Dior kicked off Paris Fashion Week with its autumn/winter 2023 show, and while guests may have come for the clothes, they left mesmerised by a twinkling, floating, floral installation that filled the inside of the show venue. Created by the Portuguese artist Joana Vasconcelos, the dreamlike work—titled Valkyrie Miss Dior—took six months to design and build.
The fabric installation was created site-specific, to precisely fit the dimensions of “the box” as Vasconcelos calls it, referring to the vast show space that Dior erected specifically for the occasion in the Jardin des Tuilleries. A feat of architectural engineering, the work required extensive planning and was woven, crocheted and sewn in separate parts before being assembled together in situ, the fabrics fitting over the top of giant inflatables that gently swayed when brushed against.
The sprawling, hovering centrepiece was crafted from archive Dior fabrics, and inspired by flowers—a theme which was also present throughout Maria Grazia Chiuri’s collection.
“It’s like the jewel in the box,” Vasconcelos tells us of her set design. “It’s also related to Catherine Dior, who was the sister of Christian Dior, and who was part of the beginning of the brand.” Grazia Chiuri also cited Catherine Dior as a muse for her designs this season, referring to her as an “extraordinary woman” with an “independent spirit”, who famously grew and sold flowers as a sign of hope in post-war France.
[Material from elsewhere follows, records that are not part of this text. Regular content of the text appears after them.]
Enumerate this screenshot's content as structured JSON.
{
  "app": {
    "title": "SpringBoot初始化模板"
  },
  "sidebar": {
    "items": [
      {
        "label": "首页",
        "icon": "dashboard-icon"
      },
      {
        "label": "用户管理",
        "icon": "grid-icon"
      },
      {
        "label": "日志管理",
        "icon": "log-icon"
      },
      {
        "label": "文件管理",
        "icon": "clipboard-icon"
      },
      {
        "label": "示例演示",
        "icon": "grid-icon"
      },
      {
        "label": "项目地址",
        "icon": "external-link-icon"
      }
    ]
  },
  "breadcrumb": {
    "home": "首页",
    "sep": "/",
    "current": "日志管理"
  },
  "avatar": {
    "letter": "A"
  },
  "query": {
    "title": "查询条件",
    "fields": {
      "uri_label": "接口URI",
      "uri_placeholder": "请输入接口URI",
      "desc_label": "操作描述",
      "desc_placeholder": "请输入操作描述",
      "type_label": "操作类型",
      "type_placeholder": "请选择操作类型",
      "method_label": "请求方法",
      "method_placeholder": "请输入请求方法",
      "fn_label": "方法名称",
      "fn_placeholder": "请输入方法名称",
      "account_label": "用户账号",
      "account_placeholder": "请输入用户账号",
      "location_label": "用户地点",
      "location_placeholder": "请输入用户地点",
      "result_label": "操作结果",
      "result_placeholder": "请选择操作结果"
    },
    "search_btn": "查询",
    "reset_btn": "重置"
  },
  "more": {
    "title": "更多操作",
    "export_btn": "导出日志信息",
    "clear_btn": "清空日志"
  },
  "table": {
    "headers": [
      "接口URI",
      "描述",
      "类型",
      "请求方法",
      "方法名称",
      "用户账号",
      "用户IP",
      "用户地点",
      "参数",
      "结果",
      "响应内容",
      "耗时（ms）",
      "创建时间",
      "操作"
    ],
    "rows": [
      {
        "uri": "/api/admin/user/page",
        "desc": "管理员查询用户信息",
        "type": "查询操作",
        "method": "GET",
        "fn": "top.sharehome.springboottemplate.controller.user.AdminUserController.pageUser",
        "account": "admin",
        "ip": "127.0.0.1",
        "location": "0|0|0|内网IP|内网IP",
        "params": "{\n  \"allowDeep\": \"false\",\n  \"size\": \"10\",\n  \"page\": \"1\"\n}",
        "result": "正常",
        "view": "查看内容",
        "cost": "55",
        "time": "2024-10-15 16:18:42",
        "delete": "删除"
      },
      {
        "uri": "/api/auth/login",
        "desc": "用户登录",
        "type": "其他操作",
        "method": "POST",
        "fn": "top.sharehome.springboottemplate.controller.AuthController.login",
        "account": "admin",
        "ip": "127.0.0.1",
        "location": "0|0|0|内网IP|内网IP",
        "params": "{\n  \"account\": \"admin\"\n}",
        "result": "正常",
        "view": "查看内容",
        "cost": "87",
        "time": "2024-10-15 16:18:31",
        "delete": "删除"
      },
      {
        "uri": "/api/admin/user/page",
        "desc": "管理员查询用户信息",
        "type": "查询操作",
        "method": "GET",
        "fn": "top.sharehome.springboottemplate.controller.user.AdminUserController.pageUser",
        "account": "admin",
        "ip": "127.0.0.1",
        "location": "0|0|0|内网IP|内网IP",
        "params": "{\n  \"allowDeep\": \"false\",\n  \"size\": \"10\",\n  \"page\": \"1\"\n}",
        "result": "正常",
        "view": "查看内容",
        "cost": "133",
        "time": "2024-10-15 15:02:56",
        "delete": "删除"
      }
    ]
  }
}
“We wanted to pay homage to her,” Vasconcelos continues. “To create this idea of a floral world, a natural world, but at the same time a technological one," the latter achieved through thousands of twinkling LED lights which were woven into the fabrics, glowing and dimming throughout the show. “They are like magical flowers from another dimension.” She designed floral benches to sit underneath the installation, allowing ticket holders to feel a part of the piece, while the models weaved around them and it on the catwalk. (“It’s like its coming alive,” she says, of the human-artwork interaction).
While a master of many artistic mediums, Vasconcelos has been practicing this large-scale woven art style for more than 15 years. “It’s a body of work within my work,” she explains. “It’s related to fabric, to fashion, to craft… I’ve been working with fashion (brands and designers) since the beginning of my career but to create something that’s so intimately connected with the collection is very unique. It's a once in a lifetime experience. You don’t ever repeat something like this.”
The artist describes herself as being part of the Dior family, having collaborated with the house on previous – far smaller in scale – projects, and says that this project was a natural fit. “I’m connected to this family,” she tells me. “I adapted to (Maria Grazia Chiuri’s) way of thinking—keeping her concept—but it was my interpretation of it. I hope (it makes people feel) happy.”
With fashion brands increasingly experimenting with the digital—when it comes to showing, selling and marketing their designs—the relevance of catwalk shows has been questioned, and whether there is a place for them in a post-pandemic world. But Vasconcelos argues that nothing compares to the immersive experience of seeing a show (whether art or fashion) live; there is no substitute for creating that electric sense of theatre. “Of course it’s wonderful to see it on screen and in pictures, but to be here, to have the experience…it’s a magical moment.”
This piece originally appeared in Harper's Bazaar UK.